Vinyl Notes: 10" white vinyl is limited to 700 units worldwide. Vinyl is protected in a white paper dust sleeve which is then inserted into a white jacket with an embossed Ghostly logo. Label images from Christophe Thockler's "Arterial" video. Sticker & layout designed by Michael Cina
Includes unlimited streaming of Arterial
via the free Bandcamp app, plus high-quality download in MP3, FLAC and more.
After his diverse yet cohesive 2013 album The Waiting Room, Jeff McIlwain, better known as Lusine, is back with a more tightly focused EP. McIwain's discography is intimidating, and over the course of the last few decades, he's been known for exceeding in a wide array of electronic styles, a rarity among artists of his kind.
The release of Arterial, his fourth EP for Ghostly, marks another successful foray into a niche that most artists would spend their careers immersed in. A calmly effortless work, Arterial is economical in everything it does, creating its own tiny universe to house expertly crafted productions. On the title track, crackling samples simmer like heated atoms narrowly missing each other, suspending us as we wait for release. “Eyes Give In” encapsulates the EP's feel, taut, with no sound out of place, and yet over the course of its five minutes warming into something undeniably human, even comforting. “Quiet Day,” the most accessible track here, demonstrates McIlwain's gift for merging heady electronic music with the visceral appeal of pop, as his gorgeous synth melodies compliment submerged vocals.
At 20 minutes, the EP is exactly as long as it needs to be, showcasing yet again the multiplicity that exists within Lusine's work through songs that form a compact whole. As McIlwain told Giant Step in a recent interview, his goal is to find “beauty in strange places” and “warmth under the surface” through all his music, and on Arterial he fulfills this wonderfully.
I'm amazed at this artist's ability to distill ingredients which sound essentially to my ears like 80's goth pop (minus vocals) into the most uplifting -- nigh religious experience inducing -- music ever.
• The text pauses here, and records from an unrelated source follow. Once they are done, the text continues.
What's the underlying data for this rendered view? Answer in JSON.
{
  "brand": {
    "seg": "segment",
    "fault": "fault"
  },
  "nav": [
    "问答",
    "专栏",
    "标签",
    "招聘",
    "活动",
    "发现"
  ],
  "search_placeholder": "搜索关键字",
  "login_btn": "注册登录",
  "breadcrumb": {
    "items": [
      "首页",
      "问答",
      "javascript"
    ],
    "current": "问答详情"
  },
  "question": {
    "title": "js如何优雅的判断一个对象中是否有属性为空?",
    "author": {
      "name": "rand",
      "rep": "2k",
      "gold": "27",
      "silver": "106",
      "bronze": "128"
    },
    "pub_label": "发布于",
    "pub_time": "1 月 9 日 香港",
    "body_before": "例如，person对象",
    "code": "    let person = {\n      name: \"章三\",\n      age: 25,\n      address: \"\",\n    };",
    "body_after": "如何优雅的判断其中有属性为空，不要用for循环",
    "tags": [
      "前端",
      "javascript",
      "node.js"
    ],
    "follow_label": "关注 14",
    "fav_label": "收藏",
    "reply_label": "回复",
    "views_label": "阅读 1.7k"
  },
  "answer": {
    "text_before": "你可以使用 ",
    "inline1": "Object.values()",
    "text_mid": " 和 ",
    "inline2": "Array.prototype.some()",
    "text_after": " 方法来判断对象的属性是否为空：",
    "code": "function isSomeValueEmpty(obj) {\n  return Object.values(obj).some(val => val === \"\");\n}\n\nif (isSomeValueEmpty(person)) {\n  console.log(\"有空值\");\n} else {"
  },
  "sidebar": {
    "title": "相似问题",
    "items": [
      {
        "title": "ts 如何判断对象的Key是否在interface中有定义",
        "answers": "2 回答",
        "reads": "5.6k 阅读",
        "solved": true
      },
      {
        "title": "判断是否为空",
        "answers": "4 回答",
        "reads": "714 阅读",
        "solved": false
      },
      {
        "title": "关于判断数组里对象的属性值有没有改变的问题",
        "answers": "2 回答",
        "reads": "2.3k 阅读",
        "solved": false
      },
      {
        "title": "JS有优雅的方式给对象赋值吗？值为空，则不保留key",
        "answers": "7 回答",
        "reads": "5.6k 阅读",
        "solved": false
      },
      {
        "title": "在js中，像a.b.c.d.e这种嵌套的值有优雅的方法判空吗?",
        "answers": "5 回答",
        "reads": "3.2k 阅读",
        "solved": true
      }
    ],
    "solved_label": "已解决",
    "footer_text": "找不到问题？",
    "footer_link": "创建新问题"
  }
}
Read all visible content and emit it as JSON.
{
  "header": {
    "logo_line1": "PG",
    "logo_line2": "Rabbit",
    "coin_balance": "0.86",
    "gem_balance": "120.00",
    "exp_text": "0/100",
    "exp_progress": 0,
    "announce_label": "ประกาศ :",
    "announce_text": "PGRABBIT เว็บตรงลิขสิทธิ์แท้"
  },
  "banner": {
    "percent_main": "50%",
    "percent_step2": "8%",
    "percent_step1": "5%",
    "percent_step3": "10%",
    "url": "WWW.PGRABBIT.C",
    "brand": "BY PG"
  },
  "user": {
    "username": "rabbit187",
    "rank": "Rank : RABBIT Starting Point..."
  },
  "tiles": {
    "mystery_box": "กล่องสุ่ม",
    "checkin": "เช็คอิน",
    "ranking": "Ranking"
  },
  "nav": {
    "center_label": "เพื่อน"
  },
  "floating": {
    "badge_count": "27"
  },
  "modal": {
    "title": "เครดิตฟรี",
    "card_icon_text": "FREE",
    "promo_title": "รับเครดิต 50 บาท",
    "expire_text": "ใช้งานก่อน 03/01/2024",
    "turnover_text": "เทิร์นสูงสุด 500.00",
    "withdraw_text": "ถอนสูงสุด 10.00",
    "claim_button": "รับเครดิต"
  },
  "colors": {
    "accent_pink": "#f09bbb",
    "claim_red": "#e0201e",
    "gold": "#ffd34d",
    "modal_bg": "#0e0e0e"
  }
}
I discovered Tycho a few years ago via YouTube; the recording was a dawn DJ set at Burning Man. Now, Burning Man and dawn are both things I prefer to avoid, but I'll bet that was a pretty awesome experience nonetheless, and I'll admit to wishing I'd been there. Madeline v. F.